There’s more misunderstanding about the MOT than you might thing.
MOT – What it Means
For a start, MOT stands for Ministry of Transport, after the government body which first came up with the idea of testing cars back in 1960. Interestingly, the Ministry of Transport no longer exists, but we’ve never stopped using the name in the MOT test.
The MOT is a test to make sure that your car is safe to be on the road. It’s a road worthiness test which looks at everything from brakes to windscreen wipers. It’s not about whether your car is worth what you think it’s worth, or whether it’s taxed or insured. Furthermore, it’s not just cars which need a MOT. The requirement is for any vehicle on the public roads, such as buses, lorries or taxis.
Differences to Standard MOT

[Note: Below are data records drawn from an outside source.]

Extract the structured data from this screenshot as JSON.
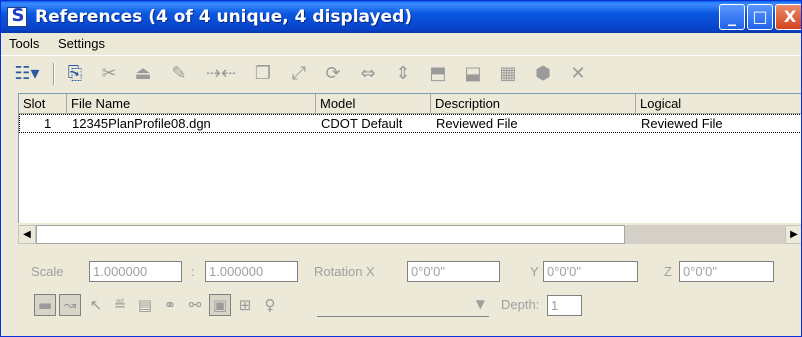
{
  "window": {
    "title": "References (4 of 4 unique, 4 displayed)"
  },
  "menu": {
    "tools": "Tools",
    "settings": "Settings"
  },
  "table": {
    "headers": [
      "Slot",
      "File Name",
      "Model",
      "Description",
      "Logical"
    ],
    "rows": [
      [
        "1",
        "12345PlanProfile08.dgn",
        "CDOT Default",
        "Reviewed File",
        "Reviewed File"
      ]
    ]
  },
  "transform": {
    "scale_label": "Scale",
    "scale_1": "1.000000",
    "scale_sep": ":",
    "scale_2": "1.000000",
    "rotation_label": "Rotation X",
    "rot_x": "0°0'0\"",
    "y_label": "Y",
    "rot_y": "0°0'0\"",
    "z_label": "Z",
    "rot_z": "0°0'0\"",
    "depth_label": "Depth:",
    "depth_value": "1",
    "level_select": ""
  },
  "colors": {
    "titlebar": "#0a57e0",
    "window_bg": "#ece9d8",
    "disabled_text": "#a0a0a0"
  },
  "icons": {
    "toolbar": [
      "display-list-icon",
      "attach-icon",
      "detach-icon",
      "reload-icon",
      "exchange-icon",
      "move-icon",
      "copy-icon",
      "scale-icon",
      "rotate-icon",
      "mirror-horizontal-icon",
      "mirror-vertical-icon",
      "clip-boundary-icon",
      "clip-mask-icon",
      "clip-delete-icon",
      "reference-settings-icon",
      "tools-icon"
    ]
  }
}
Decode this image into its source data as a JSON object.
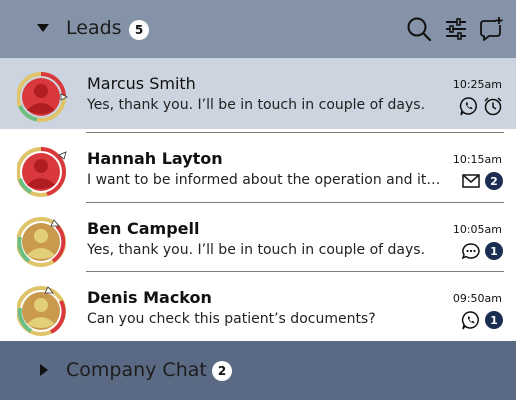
{
  "leads_group": {
    "title": "Leads",
    "count": "5"
  },
  "header_icons": [
    "search-icon",
    "filter-sliders-icon",
    "new-chat-icon"
  ],
  "conversations": [
    {
      "name": "Marcus Smith",
      "message": "Yes, thank you. I’ll be in touch in couple of days.",
      "time": "10:25am",
      "icons": [
        "whatsapp-icon",
        "alarm-clock-icon"
      ],
      "unread": "",
      "selected": true,
      "unread_bold": false
    },
    {
      "name": "Hannah Layton",
      "message": "I want to be informed about the operation and its costs and options",
      "time": "10:15am",
      "icons": [
        "mail-icon"
      ],
      "unread": "2",
      "selected": false,
      "unread_bold": true
    },
    {
      "name": "Ben Campell",
      "message": "Yes, thank you. I’ll be in touch in couple of days.",
      "time": "10:05am",
      "icons": [
        "chat-bubble-icon"
      ],
      "unread": "1",
      "selected": false,
      "unread_bold": true
    },
    {
      "name": "Denis Mackon",
      "message": "Can you check this patient’s documents?",
      "time": "09:50am",
      "icons": [
        "whatsapp-icon"
      ],
      "unread": "1",
      "selected": false,
      "unread_bold": true
    }
  ],
  "company_chat_group": {
    "title": "Company Chat",
    "count": "2"
  },
  "colors": {
    "header_bg": "#8593a8",
    "selected_row_bg": "#ccd4df",
    "footer_bg": "#5a6a84",
    "unread_badge": "#1b2d52",
    "avatar_red": "#d9383c",
    "avatar_tan": "#c99a4e"
  }
}
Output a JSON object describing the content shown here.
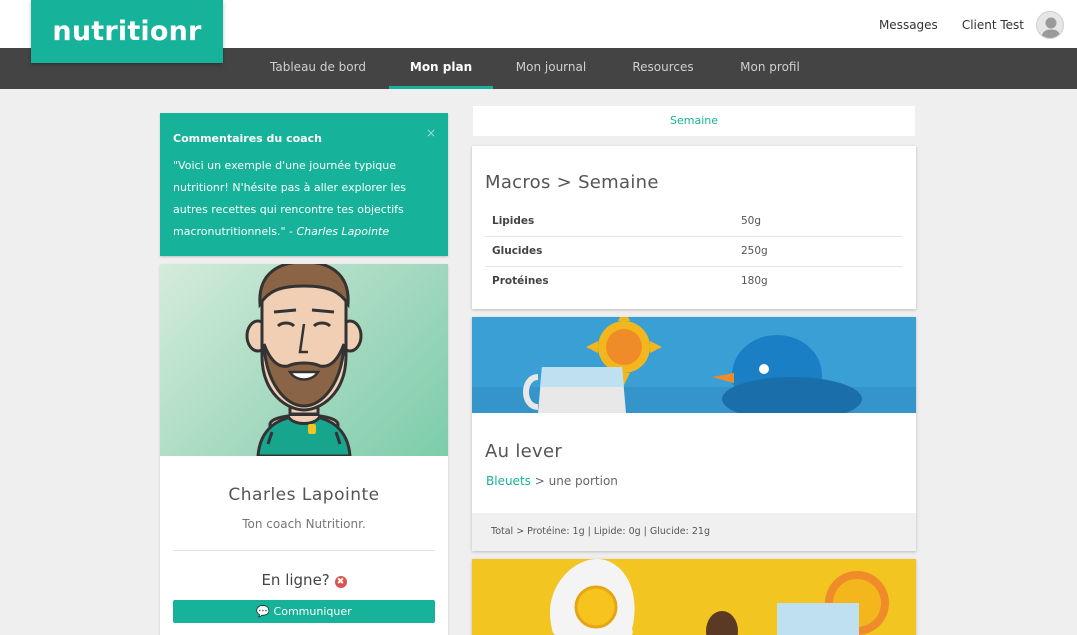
{
  "brand": {
    "logo_text": "nutritionr",
    "accent": "#17b29a"
  },
  "header": {
    "messages_label": "Messages",
    "user_name": "Client Test"
  },
  "nav": {
    "items": [
      {
        "label": "Tableau de bord"
      },
      {
        "label": "Mon plan",
        "active": true
      },
      {
        "label": "Mon journal"
      },
      {
        "label": "Resources"
      },
      {
        "label": "Mon profil"
      }
    ]
  },
  "coach_comment": {
    "title": "Commentaires du coach",
    "close": "×",
    "quote": "\"Voici un exemple d'une journée typique nutritionr! N'hésite pas à aller explorer les autres recettes qui rencontre tes objectifs macronutritionnels.\" - ",
    "signature": "Charles Lapointe"
  },
  "coach": {
    "name": "Charles Lapointe",
    "subtitle": "Ton coach Nutritionr.",
    "status_label": "En ligne?",
    "status_icon": "✖",
    "contact_icon": "💬",
    "contact_label": "Communiquer"
  },
  "plan": {
    "period_tab": "Semaine",
    "macros": {
      "title": "Macros > Semaine",
      "rows": [
        {
          "name": "Lipides",
          "value": "50g"
        },
        {
          "name": "Glucides",
          "value": "250g"
        },
        {
          "name": "Protéines",
          "value": "180g"
        }
      ]
    },
    "meal": {
      "title": "Au lever",
      "food": "Bleuets",
      "separator": ">",
      "portion": "une portion",
      "total": "Total > Protéine: 1g | Lipide: 0g | Glucide: 21g"
    }
  }
}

In England, Wales and Scotland, any vehicle older than three years has to have a MOT. That means three years from the date of first registration, not necessarily three years from the date you bought it, even if you picked it up from new.
The rules in Northern Ireland are slightly different, and vehicles don’t need a MOT until they are four years old. There’s discussion underway about bringing the rules into Northern Ireland in line with the rest of the UK.
Nearly every vehicle on the UK roads will need a MOT test. There are two exceptions to this.
Firstly, any cars which are more than 30 years old don’t need a test. This rule recognizes that classic cars don’t meet many of the standards expected from modern MOT tests. If your car is older than 30, claim a historic or classic vehicles exemption.
The other exception is for vehicles which never go on the public road. So if you’re lucky enough to own an estate large enough to need a Land Rover to get around, then you don’t need to MOT it, tax it or even insure it, as long as you never drive it on the public road.
Where Does MOT Tests?
Not every garage can offer MOT tests. Tests can only be carried out at an approved MOT centre. There are just over 20,000 MOT test centers up and down the UK, and over 50,000 people working within those centers who are qualified to do the tests.
These centers range from small, “one man band” operations in a rural village through to the large chain garages such as Kwik-Fit or Halfords. There’s a complete list of current MOT centers on the government website, but unfortunately not in an easily searched format. As it’s illegal to drive without a MOT, make sure that you are aware of when yours expires, and make your booking in plenty of time.
Shift Frequency © 2019 – What is a MOT?